I'm thinking Harlan Coben has created his own sub-genre: Suburban Noir. All those nice houses. All those nice people. Doomed, every one of them. At least that's the way it's seemed in Coben's most recent novels. In this one, a couple of things trigger off the chain of events: a kid's suicide and a teacher's offhand but cruel remark about a student. No need to say much more about the plot because that's the main thing the book has going for it, and I don't want to spoil things. Sure it's a goofy plot, but that's what the willing suspension of disbelief comes in. It'll help you swallow a couple of pretty large coincidences, too.
Hester Crimstein, from the Myron Bolitar novels, has a nice part in this one, too. If I ever commit a crime, I want to call Hester right off the bat. Little Pocahontas gets a mention, too, but nothing more than that.
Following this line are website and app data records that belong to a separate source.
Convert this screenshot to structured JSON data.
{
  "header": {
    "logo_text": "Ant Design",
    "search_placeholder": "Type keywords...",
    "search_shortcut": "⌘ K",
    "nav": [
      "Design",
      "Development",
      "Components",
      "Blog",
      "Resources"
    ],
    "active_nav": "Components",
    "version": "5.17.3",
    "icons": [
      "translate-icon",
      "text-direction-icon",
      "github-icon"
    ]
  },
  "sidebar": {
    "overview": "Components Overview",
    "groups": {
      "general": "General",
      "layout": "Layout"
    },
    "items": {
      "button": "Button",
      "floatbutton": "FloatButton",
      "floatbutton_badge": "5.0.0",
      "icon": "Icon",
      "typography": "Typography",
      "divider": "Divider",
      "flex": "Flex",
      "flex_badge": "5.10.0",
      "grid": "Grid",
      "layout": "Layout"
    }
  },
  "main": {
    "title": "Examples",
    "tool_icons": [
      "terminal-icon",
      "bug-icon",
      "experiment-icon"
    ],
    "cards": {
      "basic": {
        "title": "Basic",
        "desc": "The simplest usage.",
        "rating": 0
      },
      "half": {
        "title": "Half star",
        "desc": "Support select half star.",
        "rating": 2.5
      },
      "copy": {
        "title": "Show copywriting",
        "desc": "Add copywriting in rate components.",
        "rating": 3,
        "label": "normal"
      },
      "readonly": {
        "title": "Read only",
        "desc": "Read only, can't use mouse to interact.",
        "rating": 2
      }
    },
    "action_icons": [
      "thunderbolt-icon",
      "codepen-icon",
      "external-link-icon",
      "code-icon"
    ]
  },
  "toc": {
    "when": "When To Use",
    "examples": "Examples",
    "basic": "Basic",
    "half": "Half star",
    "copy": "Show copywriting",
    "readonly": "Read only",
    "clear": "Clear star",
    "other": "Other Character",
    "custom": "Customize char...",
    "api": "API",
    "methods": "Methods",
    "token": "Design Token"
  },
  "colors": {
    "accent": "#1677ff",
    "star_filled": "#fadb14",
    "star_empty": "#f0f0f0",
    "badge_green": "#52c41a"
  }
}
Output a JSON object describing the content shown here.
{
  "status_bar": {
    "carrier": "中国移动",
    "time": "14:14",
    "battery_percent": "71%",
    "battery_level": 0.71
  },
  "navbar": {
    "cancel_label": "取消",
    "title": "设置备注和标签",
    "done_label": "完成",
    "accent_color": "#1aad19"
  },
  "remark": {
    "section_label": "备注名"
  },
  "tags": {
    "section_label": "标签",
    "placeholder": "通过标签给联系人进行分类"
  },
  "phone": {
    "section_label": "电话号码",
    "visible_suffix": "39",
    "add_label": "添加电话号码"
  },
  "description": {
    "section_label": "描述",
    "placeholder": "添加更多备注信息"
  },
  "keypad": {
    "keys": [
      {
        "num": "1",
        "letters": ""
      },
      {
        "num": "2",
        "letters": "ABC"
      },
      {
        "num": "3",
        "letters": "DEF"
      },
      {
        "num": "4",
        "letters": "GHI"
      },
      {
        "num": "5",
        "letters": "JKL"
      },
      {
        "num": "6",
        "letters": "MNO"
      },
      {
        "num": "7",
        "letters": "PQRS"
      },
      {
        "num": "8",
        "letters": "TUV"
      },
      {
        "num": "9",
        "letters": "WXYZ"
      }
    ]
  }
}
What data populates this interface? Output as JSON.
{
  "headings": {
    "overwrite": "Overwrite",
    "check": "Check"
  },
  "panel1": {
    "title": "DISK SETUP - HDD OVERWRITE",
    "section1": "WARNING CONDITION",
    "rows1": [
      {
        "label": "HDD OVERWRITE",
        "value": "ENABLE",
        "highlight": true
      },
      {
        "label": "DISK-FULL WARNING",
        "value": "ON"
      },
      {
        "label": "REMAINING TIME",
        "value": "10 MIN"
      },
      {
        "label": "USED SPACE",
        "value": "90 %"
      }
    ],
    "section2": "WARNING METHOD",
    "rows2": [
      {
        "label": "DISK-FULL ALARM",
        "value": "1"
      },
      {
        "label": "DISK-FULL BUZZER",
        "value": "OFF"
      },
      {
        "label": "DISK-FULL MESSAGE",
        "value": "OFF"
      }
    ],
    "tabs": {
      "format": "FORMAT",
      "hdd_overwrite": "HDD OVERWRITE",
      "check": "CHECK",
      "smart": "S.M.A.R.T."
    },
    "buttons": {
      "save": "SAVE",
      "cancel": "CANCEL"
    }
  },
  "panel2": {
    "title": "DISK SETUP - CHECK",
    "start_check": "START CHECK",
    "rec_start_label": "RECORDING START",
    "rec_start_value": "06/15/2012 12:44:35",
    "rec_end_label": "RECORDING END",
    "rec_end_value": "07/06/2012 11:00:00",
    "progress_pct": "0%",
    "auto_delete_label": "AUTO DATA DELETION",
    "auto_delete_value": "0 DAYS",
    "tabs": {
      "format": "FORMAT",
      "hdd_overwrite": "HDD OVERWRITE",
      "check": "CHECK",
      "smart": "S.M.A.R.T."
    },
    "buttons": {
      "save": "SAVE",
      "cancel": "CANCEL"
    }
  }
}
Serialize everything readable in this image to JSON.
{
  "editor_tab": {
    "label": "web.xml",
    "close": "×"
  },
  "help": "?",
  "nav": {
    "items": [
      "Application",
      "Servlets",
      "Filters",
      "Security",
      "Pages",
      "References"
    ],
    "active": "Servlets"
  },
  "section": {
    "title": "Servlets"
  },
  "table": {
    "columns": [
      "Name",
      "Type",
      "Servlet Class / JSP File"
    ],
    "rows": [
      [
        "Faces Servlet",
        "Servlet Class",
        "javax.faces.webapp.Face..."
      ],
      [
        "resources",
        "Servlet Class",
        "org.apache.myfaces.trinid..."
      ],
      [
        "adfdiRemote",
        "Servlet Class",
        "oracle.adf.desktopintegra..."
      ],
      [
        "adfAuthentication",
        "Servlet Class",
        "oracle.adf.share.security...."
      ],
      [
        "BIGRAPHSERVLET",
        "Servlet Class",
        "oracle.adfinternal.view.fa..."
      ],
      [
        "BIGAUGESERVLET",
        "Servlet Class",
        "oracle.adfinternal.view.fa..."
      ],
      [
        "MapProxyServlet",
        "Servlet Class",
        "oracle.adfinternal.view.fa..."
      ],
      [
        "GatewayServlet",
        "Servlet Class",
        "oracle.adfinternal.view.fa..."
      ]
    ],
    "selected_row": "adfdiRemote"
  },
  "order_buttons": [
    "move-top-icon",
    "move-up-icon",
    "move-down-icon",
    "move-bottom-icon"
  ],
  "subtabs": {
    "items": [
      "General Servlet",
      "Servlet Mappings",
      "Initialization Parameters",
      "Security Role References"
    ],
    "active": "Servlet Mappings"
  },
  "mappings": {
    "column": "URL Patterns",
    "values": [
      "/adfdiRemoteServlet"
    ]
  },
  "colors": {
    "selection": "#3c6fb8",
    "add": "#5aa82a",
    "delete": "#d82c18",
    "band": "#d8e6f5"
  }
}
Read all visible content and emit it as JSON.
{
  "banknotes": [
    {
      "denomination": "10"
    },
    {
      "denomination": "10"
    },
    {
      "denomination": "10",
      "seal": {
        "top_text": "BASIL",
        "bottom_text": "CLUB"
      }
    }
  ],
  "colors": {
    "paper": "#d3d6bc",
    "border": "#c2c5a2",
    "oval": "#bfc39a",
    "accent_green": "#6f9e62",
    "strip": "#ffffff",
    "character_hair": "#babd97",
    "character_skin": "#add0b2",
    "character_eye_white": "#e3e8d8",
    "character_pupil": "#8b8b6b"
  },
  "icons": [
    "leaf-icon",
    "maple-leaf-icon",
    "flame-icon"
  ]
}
There aren't a lot of laughs to be had.
Since the days when he was writing the Myron Bolitar books, Harlan Coben has come a long way as far as sales. He's probably one of the best-selling writers around by now, with big sales in plenty of foreign countries as well as the U.S. More power to him.